(DATA FOR THIS TASK Opens)

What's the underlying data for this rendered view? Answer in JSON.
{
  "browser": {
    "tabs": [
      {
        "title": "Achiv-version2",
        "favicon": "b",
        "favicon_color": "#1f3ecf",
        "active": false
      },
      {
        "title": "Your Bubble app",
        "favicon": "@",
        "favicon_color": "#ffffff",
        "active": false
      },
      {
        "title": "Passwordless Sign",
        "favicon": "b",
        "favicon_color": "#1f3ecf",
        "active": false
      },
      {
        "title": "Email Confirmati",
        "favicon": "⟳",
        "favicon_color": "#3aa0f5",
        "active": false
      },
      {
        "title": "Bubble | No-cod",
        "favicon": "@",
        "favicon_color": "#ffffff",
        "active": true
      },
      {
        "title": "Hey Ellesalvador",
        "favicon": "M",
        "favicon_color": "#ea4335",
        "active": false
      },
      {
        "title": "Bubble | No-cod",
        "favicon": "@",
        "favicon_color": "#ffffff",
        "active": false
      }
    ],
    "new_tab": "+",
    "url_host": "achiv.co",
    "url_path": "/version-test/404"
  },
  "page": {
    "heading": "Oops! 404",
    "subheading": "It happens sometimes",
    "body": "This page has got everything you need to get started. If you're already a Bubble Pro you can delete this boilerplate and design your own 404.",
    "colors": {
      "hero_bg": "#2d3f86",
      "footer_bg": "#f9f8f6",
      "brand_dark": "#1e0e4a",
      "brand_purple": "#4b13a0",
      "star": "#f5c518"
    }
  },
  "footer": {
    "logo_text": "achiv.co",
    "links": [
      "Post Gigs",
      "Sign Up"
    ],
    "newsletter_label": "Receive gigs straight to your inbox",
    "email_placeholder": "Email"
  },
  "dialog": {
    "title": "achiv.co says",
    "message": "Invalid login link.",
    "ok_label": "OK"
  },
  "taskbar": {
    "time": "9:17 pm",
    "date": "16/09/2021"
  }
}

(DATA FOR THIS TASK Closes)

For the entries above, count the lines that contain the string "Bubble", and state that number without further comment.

§ TASK RESULT: 4